A carriage house is located on the periphery of a single-family detached house. Similarly, are urban infill homes which are a modern solution to crowded cities whereby existing space in established residential or commercial areas has been repurposed to maximize density and reduce urban sprawl.
These homes are unique in that they are often located in interesting, urban environments and have their own character when compared to other homes. They are also generally less expensive than a single-family detached home and some of the other types on our list. That said, there is potential for noise pollution if you are in a busy location. Due to the size, there is also limited inventory and limited or non-existent yard space. But if you’re looking for something affordable and unique, these are perfect for you!
Finding the right home to suit your needs means considering your lifestyle and budget now, as well as where you’ll be a few years down the road. Want more information or need help deciding the best option for you? Contact a Dominion Lending Centres Mortgage Professional to learn more about your options when it comes to buying and owning a home.
Have you ever checked out an open house in the neighborhood, which you had no intention of buying? Or checking out listings online for your dream home? Of course you have! We’ve all looked at houses for fun, even just to examine the possibilities! In reality though, it can actually be quite stressful when you start legitimately house hunting for a place for yourself.
To help minimize the stress, it is important to get past the excitement and narrow down what it is you really need in a home.

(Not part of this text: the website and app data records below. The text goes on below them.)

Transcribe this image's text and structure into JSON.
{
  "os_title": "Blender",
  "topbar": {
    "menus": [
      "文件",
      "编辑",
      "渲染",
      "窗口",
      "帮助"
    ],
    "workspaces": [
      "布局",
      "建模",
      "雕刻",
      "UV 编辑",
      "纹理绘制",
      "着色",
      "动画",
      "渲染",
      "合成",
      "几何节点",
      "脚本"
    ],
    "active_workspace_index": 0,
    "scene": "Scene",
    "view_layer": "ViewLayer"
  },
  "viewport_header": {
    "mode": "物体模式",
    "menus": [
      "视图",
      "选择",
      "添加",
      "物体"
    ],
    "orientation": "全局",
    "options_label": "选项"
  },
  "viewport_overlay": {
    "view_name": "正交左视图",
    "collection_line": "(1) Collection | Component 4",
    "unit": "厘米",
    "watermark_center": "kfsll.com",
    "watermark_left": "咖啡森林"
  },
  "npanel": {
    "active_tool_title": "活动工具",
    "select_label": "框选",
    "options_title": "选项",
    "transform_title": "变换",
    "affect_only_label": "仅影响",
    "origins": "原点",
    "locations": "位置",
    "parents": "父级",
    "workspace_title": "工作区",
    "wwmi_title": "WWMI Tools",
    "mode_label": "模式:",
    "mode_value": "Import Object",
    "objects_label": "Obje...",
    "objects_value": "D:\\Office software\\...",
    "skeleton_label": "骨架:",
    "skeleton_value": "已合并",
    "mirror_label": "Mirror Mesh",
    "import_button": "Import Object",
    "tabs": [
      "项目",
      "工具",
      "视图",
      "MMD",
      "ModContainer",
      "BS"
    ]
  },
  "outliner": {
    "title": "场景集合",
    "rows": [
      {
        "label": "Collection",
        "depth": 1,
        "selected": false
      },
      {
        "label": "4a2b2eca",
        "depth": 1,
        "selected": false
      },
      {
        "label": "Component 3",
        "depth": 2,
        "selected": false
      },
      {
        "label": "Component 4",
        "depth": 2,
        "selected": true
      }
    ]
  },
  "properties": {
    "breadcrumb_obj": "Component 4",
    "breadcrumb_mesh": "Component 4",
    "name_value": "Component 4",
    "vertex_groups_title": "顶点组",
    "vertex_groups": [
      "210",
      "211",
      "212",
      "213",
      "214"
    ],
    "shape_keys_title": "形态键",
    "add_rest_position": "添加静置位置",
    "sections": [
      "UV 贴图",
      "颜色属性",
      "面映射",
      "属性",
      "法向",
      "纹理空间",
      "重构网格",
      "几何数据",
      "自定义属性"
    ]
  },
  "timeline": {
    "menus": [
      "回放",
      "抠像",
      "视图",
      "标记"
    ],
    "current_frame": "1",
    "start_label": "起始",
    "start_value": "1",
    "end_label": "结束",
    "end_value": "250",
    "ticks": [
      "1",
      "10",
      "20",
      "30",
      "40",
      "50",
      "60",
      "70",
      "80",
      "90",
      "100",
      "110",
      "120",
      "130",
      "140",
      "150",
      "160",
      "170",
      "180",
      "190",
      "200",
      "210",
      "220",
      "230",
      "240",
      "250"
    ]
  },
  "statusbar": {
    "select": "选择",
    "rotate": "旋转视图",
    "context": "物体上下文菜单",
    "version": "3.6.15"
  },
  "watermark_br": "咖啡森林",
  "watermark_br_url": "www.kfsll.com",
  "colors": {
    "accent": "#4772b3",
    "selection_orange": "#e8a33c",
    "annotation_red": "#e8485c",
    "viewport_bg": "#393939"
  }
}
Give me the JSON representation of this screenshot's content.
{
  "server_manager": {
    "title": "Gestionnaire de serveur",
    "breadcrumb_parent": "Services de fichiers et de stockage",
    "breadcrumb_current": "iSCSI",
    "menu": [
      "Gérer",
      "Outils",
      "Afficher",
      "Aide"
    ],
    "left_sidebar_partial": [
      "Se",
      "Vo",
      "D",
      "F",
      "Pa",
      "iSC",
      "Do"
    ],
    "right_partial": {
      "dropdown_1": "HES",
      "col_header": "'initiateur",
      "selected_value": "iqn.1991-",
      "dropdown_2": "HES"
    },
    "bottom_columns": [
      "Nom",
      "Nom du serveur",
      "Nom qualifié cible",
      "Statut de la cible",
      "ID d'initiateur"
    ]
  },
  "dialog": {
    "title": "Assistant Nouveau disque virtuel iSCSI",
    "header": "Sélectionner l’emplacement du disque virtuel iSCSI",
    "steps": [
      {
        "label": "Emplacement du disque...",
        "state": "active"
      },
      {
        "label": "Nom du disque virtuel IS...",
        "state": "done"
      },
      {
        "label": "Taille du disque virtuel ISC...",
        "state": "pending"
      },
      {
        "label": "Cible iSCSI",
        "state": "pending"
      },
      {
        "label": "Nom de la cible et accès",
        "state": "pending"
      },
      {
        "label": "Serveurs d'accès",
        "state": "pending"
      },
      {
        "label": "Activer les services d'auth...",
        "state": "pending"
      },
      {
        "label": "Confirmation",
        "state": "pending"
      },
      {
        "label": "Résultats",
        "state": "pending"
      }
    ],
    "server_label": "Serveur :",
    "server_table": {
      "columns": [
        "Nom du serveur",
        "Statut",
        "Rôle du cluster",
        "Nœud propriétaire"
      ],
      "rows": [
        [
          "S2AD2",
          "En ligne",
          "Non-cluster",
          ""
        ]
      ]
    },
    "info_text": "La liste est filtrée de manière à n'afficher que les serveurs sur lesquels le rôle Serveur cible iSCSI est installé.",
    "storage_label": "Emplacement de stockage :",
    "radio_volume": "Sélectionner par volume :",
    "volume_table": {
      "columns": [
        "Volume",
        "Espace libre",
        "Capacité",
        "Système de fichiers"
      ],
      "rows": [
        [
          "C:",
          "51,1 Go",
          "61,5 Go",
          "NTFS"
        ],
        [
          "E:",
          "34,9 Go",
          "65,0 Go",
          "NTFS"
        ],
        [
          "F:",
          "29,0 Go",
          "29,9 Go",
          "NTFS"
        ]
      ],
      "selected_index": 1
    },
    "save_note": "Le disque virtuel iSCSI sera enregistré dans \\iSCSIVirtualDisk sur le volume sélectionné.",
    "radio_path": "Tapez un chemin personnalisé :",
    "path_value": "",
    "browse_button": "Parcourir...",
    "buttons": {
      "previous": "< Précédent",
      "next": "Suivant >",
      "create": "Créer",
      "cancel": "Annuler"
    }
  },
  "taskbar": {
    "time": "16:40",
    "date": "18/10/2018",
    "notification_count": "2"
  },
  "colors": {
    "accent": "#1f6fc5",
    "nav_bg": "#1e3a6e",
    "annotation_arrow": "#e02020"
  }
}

One way to do this is to consider the long-term; what will you need in a house five or ten years down the road?
Some things to consider when you’re finally ready to pursue a new home, should include:
What type of home you are looking for (single-family dwelling, condo, townhouse). This can be determined by your budget, as well as your needs.
The size of property. Be honest about how much maintenance you’re willing to do.
The location and neighbourhood. Is your commute reasonable? Is the neighbourhood safe? Is it the right level of bustling or peaceful that you’re looking for?
Any special features you might need, such as accessibility upgrades.
Another point of consideration if you are looking for a condo or apartment, is the view. It is important to remember that it is not protected; there is nothing to stop another building from going up and obstructing this. It is not a bad idea to ask your realtor if they know about any current or future developments in the area, or even check out future plans at your local city hall. You’ll also want to make sure you examine all the financial and technical minutes for the condominium corporation to avoid and issues or special assessments in the future.
In a hot housing market, there is a temptation to act quickly and make an offer after one visit. But if you can, take a second look a few days later before making any offer. You would be surprised how much detail you miss in the first showing! You may be living in this home for decades, so an extra 30 minutes to take a second look won’t hurt.
If you do find a home that you really love, we have put together a house hunting checklist to help you evaluate the home! This list includes a few of the major items that you should consider when looking for your dream home and is designed to help you determine what areas may require attention, and whether or not it really fits your needs! Want another copy? Ask your Dominion Lending Centres Mortgage Professional to send you a print ready version for your next showing or open house!
My Home Buyers Guide contains everything you need to know about the mortgage process!
It not only explains the mortgage process; but, it also offers planning tips, what to expect and what you will need to have ready, explains the different types of mortgages, lists common costs involved and contains a glossary of common terms!
Simply scan the QR code above to download the guide; or click here!